I understood what was going on with those drills and those bombs. I knew that no one in my school would survive a bomb delivered to our city's center. We'd burn like toast. The building would flash burn and collapse. We would be ashes mixed with rubble.
Less than eight years later, in high school, I sat next to steel beams when I could. There's nothing that would have saved me. I felt stupid doing it, but it was a thing with me. I wanted to live.
My childish fear, based on the anxiety from a real, global crisis now lives in active shooter drills. No distant Communist pushes a red button to send the missiles. The new killer hunts, stalks and would watch you die. And, that killer does exist. That killer does strike. Those killers are striking.
Some adults speak in terms dependent on time machines and long dead men: “The founders” as those men are called — infinitely wise men who knew every citizen had a right to become a school shooter if he should choose to do so as the price of freedom.
Spare me that debate.
Adults, some well-trained adults, don't have a clue on how to handle their fears of the deadly fire coming from the chrome steel barrel of the so popular, military looking, and military derived, AR weapon.
I am not confused. I know time travel is impossible. I know that 39 “wise men” did not exist back in 1787 who saw through the fogs of daily living and went, "Aha! Future ‘Bobby Smiths' MUST have access to, and the lawful ability to modify, any type of personal weapon even if it serves no purpose to society."
That “Aha” moment never happened. But Sandy Hook did. Columbine did. Stoneman Douglas and all the other school shootings happened.

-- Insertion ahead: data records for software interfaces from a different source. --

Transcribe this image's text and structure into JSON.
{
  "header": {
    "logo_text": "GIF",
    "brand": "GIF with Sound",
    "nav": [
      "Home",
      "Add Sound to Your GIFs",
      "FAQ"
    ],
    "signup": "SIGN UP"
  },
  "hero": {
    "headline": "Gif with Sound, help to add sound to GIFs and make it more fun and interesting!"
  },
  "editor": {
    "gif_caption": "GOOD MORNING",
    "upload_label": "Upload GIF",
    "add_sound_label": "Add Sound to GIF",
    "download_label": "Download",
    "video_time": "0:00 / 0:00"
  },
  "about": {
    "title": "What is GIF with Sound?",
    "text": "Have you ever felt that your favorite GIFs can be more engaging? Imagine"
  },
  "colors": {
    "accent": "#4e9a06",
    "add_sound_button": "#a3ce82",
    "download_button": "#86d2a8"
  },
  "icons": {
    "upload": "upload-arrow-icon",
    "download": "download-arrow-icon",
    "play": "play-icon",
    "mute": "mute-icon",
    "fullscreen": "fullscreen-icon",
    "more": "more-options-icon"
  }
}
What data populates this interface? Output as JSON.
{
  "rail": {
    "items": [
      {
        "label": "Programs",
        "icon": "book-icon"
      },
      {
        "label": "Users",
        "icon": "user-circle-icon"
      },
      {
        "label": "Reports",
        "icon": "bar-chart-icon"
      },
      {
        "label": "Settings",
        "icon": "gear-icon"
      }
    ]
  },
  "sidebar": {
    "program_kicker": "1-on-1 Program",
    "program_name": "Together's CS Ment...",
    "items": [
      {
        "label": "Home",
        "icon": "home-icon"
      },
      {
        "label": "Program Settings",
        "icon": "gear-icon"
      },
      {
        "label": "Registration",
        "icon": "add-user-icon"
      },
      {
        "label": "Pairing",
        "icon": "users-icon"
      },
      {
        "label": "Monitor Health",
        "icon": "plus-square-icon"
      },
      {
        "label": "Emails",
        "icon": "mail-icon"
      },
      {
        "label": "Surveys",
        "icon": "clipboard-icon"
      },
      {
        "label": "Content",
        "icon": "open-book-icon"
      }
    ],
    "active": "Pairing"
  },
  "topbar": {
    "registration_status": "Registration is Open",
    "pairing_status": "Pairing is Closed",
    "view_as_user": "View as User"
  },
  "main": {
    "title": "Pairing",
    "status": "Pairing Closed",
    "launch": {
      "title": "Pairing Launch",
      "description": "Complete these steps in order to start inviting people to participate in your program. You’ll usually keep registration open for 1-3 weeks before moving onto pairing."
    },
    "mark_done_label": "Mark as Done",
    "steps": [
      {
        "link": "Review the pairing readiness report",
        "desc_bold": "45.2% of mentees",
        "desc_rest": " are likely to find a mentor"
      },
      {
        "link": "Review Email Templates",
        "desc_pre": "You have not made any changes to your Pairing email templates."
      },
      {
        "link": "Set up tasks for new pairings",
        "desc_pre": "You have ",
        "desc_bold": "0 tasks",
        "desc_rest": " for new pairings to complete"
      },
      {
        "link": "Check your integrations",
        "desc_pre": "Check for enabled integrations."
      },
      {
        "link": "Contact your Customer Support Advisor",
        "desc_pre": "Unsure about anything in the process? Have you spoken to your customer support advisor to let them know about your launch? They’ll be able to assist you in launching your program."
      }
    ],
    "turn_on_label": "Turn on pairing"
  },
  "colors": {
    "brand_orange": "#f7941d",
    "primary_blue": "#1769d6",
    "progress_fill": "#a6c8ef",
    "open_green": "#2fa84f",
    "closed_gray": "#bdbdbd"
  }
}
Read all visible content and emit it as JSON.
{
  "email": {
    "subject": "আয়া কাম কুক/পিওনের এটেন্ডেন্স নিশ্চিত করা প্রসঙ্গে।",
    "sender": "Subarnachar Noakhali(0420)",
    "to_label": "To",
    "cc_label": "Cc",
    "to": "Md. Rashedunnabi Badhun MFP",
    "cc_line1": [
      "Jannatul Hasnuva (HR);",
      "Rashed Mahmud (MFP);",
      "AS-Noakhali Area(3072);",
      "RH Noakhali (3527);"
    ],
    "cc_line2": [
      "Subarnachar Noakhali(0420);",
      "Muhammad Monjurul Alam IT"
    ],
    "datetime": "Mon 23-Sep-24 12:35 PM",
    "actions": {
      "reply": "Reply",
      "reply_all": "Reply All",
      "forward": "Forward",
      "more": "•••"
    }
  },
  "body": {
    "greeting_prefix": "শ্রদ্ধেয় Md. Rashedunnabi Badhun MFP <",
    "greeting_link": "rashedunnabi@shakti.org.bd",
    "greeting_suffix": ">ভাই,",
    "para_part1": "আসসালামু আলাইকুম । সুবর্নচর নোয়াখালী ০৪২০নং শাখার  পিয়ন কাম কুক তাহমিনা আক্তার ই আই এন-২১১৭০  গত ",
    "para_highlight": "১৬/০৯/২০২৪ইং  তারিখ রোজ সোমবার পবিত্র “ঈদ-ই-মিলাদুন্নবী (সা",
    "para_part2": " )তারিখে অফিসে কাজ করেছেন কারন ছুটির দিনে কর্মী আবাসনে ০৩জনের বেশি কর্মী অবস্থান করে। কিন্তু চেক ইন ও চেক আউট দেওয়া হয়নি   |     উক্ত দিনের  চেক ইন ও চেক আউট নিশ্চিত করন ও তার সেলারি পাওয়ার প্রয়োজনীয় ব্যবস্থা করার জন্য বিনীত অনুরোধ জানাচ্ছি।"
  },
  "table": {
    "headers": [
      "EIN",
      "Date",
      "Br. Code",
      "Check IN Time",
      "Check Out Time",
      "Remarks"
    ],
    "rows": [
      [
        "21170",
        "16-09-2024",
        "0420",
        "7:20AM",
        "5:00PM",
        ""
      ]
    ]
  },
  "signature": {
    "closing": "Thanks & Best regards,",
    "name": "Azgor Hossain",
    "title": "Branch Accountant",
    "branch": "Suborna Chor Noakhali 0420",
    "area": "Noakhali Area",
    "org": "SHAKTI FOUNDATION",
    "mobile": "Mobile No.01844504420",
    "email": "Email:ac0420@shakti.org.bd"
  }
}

We have a duty to act on the world as it exists. That duty is clear. If these killings can't be eliminated, reduce the threat. Change gun laws or just shoot the children yourselves.